- EAGAIN or EWOULDBLOCK
O_NONBLOCK is set for the socket file descriptor and no connections are present to be accepted.
The socket argument is not a valid file descriptor.
A connection has been aborted.
The accept() function was interrupted by a signal that was caught before a valid connection arrived.
The socket is not accepting connections.
All file descriptors available to the process are currently open.
The maximum number of file descriptors in the system are already open.
No buffer space is available.
There was insufficient memory available to complete the operation.
The socket argument does not refer to a socket.
The socket type of the specified socket does not support accepting connections.
The accept() function may fail if:
A protocol error has occurred; for example, the STREAMS protocol stack has not been initialized.
The following sections are informative.
When a connection is available, select() indicates that the file descriptor for the socket is ready for reading.
Section 2.14, File Descriptor Allocation, bind(), connect(), listen(), socket()
The Base Definitions volume of POSIX.1-2017, <sys_socket.h>
Portions of this text are reprinted and reproduced in electronic form from IEEE Std 1003.1-2017, Standard for Information Technology -- Portable Operating System Interface (POSIX), The Open Group Base Specifications Issue 7, 2018 Edition, Copyright (C) 2018 by the Institute of Electrical and Electronics Engineers, Inc and The Open Group. In the event of any discrepancy between this version and the original IEEE and The Open Group Standard, the original IEEE and The Open Group Standard is the referee document. The original Standard can be obtained online at http://www.opengroup.org/unix/online.html .
Any typographical or formatting errors that appear in this page are most likely to have been introduced during the conversion of the source files to man page format. To report such errors, see https://www.kernel.org/doc/man-pages/reporting_bugs.html .
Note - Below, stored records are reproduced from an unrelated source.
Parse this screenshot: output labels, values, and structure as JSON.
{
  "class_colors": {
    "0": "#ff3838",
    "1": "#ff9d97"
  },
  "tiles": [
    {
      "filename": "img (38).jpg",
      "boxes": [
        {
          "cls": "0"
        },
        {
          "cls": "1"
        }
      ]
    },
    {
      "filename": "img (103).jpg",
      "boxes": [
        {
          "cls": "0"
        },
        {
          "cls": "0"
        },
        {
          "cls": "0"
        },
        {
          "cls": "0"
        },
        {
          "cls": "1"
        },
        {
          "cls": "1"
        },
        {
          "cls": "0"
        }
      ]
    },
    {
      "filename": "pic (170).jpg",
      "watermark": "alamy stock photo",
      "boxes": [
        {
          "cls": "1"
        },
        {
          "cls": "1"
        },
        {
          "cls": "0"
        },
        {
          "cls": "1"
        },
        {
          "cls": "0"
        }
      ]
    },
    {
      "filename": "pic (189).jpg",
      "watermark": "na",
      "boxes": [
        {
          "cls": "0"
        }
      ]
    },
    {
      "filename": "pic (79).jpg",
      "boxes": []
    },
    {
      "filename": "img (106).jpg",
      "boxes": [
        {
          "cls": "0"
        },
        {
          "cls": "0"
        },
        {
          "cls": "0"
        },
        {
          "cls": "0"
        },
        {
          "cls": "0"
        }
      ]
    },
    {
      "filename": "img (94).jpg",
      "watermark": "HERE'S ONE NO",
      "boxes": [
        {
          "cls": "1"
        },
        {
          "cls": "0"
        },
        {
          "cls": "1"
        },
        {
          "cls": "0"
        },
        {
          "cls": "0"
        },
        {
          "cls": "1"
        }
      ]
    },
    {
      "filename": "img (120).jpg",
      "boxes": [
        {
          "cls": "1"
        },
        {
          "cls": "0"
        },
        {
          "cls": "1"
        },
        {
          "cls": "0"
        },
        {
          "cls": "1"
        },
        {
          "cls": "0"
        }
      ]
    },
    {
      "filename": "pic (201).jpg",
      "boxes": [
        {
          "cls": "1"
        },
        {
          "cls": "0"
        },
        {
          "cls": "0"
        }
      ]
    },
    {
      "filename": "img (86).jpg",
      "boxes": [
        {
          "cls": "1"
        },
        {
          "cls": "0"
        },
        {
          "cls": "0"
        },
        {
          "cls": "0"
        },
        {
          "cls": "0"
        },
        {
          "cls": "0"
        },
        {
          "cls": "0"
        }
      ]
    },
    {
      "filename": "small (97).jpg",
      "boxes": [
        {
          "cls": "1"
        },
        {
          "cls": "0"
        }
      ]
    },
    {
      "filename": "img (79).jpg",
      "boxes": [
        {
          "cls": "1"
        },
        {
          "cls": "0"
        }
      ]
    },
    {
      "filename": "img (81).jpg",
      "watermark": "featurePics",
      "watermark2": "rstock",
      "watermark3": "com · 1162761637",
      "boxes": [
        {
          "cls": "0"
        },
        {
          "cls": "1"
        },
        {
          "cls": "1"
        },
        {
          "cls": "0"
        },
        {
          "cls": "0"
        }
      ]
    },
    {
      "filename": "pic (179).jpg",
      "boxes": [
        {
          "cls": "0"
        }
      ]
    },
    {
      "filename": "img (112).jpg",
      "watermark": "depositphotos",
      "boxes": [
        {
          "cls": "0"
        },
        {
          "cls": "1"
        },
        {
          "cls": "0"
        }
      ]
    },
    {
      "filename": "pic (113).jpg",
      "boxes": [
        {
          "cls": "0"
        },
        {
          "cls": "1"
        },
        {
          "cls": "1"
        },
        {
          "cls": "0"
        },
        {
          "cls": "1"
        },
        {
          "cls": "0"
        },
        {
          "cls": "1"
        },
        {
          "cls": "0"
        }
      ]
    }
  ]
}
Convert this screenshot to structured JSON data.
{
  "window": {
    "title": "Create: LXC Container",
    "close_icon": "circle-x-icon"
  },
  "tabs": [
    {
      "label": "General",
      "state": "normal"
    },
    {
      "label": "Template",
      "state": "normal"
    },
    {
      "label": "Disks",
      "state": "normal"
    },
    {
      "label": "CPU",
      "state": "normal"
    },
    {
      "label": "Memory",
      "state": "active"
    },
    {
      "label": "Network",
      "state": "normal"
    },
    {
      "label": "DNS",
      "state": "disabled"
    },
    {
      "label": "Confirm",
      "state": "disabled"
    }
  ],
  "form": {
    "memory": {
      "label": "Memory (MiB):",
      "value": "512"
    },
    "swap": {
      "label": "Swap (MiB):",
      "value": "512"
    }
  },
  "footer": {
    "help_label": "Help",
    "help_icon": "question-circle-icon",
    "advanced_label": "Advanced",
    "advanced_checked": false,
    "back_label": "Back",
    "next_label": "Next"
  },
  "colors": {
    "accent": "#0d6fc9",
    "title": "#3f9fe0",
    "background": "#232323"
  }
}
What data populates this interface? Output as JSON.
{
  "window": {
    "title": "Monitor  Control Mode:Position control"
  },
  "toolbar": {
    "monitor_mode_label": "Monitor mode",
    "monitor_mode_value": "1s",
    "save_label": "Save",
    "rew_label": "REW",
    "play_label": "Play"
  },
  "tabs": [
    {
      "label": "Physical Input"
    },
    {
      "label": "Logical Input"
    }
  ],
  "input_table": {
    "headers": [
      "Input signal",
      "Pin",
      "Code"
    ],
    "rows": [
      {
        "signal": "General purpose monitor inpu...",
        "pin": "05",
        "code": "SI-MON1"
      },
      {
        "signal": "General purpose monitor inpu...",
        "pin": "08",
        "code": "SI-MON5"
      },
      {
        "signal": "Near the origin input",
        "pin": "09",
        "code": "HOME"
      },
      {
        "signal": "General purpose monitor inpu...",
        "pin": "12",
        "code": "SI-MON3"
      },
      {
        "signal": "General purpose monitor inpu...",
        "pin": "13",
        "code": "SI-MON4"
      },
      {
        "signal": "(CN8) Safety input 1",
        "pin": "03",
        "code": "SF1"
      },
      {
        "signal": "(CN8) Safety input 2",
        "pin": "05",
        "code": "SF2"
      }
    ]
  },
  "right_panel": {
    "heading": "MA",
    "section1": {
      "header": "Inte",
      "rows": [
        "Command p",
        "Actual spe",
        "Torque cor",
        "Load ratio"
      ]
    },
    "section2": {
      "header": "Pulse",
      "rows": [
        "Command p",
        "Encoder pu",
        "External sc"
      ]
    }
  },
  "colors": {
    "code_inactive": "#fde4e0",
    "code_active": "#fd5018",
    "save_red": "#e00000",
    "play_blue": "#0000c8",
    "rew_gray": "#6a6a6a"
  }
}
connect(3p), getpeername(3p), getsockname(3p), listen(3p), pselect(3p), socket(3p), sys_socket.h(0p).